#second saddest scene in the movie #honestly i found this movie to be way sadder than say the lion king or bambi #because of this scene and the ones around it #while the other two movies just kind of glanced over the child’s reaction to their parent’s death #the land before time spends quite a lot of time focusing on littlefoot right after his mother died #and how much he struggled with the loss #and it’s extremely painful to watch as this small child #goes through the different phases of grief #blaming his mother #not eating #being in down right denial #and then this scene #this freaking scene #when he finally realizes and accepts that she is gone for good #it is much more powerful than any scene in the lion king or bambi #littlefoot’s mother is THE saddest death in animated movies for me#and i will fight you over this #because while the death itself is quite sad #it’s the aftermath that makes it memorable (via benvoliotheorphan)

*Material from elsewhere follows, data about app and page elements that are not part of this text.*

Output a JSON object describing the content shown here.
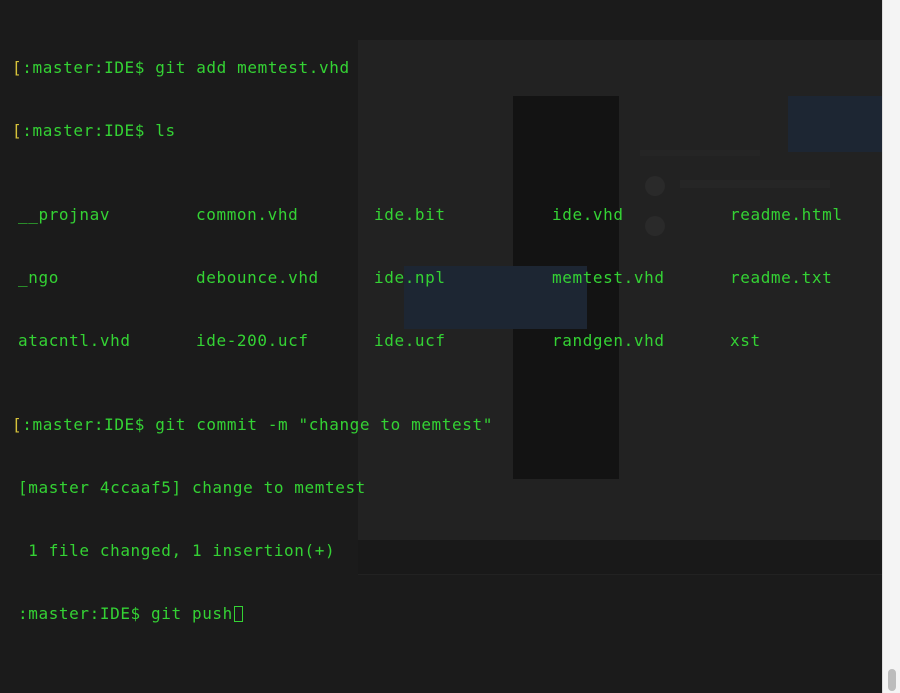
{
  "terminal": {
    "prompt_prefix": "[",
    "prompt": ":master:IDE$",
    "lines": [
      {
        "command": " git add memtest.vhd"
      },
      {
        "command": " ls"
      }
    ],
    "ls_output": [
      [
        "__projnav",
        "common.vhd",
        "ide.bit",
        "ide.vhd",
        "readme.html"
      ],
      [
        "_ngo",
        "debounce.vhd",
        "ide.npl",
        "memtest.vhd",
        "readme.txt"
      ],
      [
        "atacntl.vhd",
        "ide-200.ucf",
        "ide.ucf",
        "randgen.vhd",
        "xst"
      ]
    ],
    "commit_command": " git commit -m \"change to memtest\"",
    "commit_result": "[master 4ccaaf5] change to memtest",
    "commit_summary": " 1 file changed, 1 insertion(+)",
    "last_prompt": ":master:IDE$",
    "current_input": " git push"
  },
  "colors": {
    "terminal_bg": "#1b1b1b",
    "text_green": "#34d234",
    "bracket_yellow": "#d6c23a",
    "scrollbar_bg": "#f4f4f4"
  }
}
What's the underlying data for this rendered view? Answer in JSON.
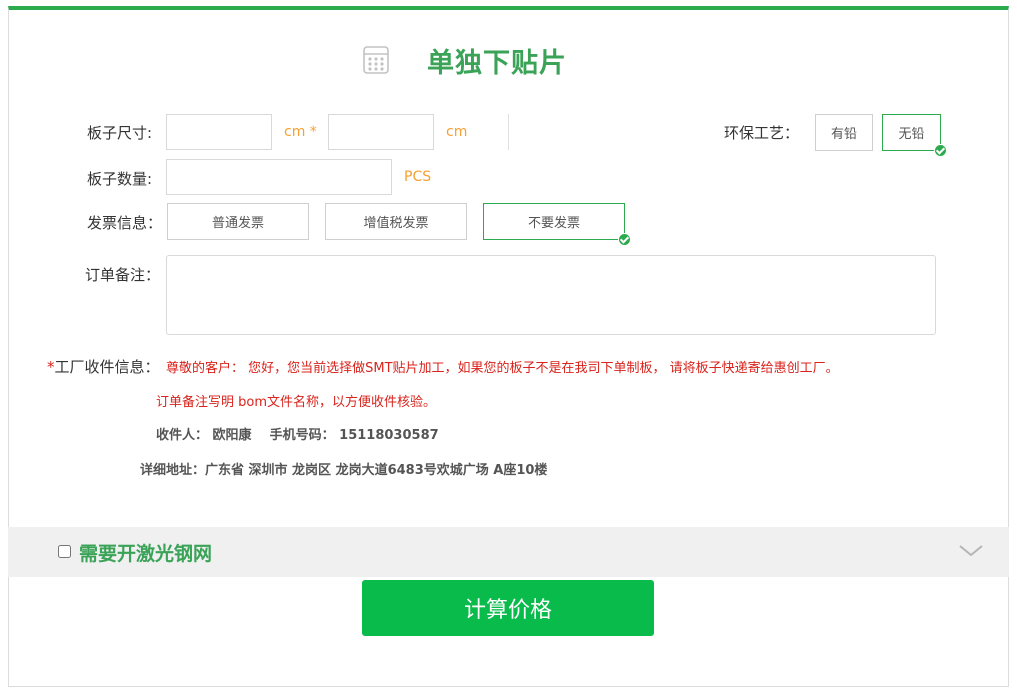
{
  "title": "单独下贴片",
  "title_icon": "calculator-icon",
  "board_size": {
    "label": "板子尺寸:",
    "width_value": "",
    "width_unit": "cm *",
    "height_value": "",
    "height_unit": "cm"
  },
  "eco_process": {
    "label": "环保工艺：",
    "options": [
      {
        "label": "有铅",
        "selected": false
      },
      {
        "label": "无铅",
        "selected": true
      }
    ]
  },
  "board_quantity": {
    "label": "板子数量:",
    "value": "",
    "unit": "PCS"
  },
  "invoice": {
    "label": "发票信息：",
    "options": [
      {
        "label": "普通发票",
        "selected": false
      },
      {
        "label": "增值税发票",
        "selected": false
      },
      {
        "label": "不要发票",
        "selected": true
      }
    ]
  },
  "order_remarks": {
    "label": "订单备注：",
    "value": ""
  },
  "factory_receipt": {
    "required_mark": "*",
    "label": "工厂收件信息：",
    "line1": "尊敬的客户： 您好，您当前选择做SMT贴片加工，如果您的板子不是在我司下单制板， 请将板子快递寄给惠创工厂。",
    "line2": "订单备注写明 bom文件名称，以方便收件核验。",
    "line3": "收件人： 欧阳康    手机号码： 15118030587",
    "line4": "详细地址：广东省 深圳市 龙岗区 龙岗大道6483号欢城广场 A座10楼"
  },
  "laser_stencil": {
    "label": "需要开激光钢网",
    "checked": false,
    "expand_icon": "chevron-down-icon"
  },
  "calculate_button": "计算价格",
  "colors": {
    "accent_green": "#2bab4e",
    "button_green": "#09bb4a",
    "unit_orange": "#f5a032",
    "notice_red": "#d9231c"
  }
}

Bambi and Lion King immediately tried to distract children from the deaths of the parents. Bambi had the sweet little birds come flying in, and singers coming in to sing about them. Lion King, while they showed Simba running away, Scar ascending the throne, we can’t focus on that TOO much so let’s throw in a wacky, zany song by two new characters who sing about forgetting your worries! No, quick, jingle the shiny keys in the sad child’s face before they get too sad about the dead characters!
But Don Bluth and his team brought a movie that showed actual stages of grief with this little dinosaur and it is powerful to this day.
oh this movie broke my heart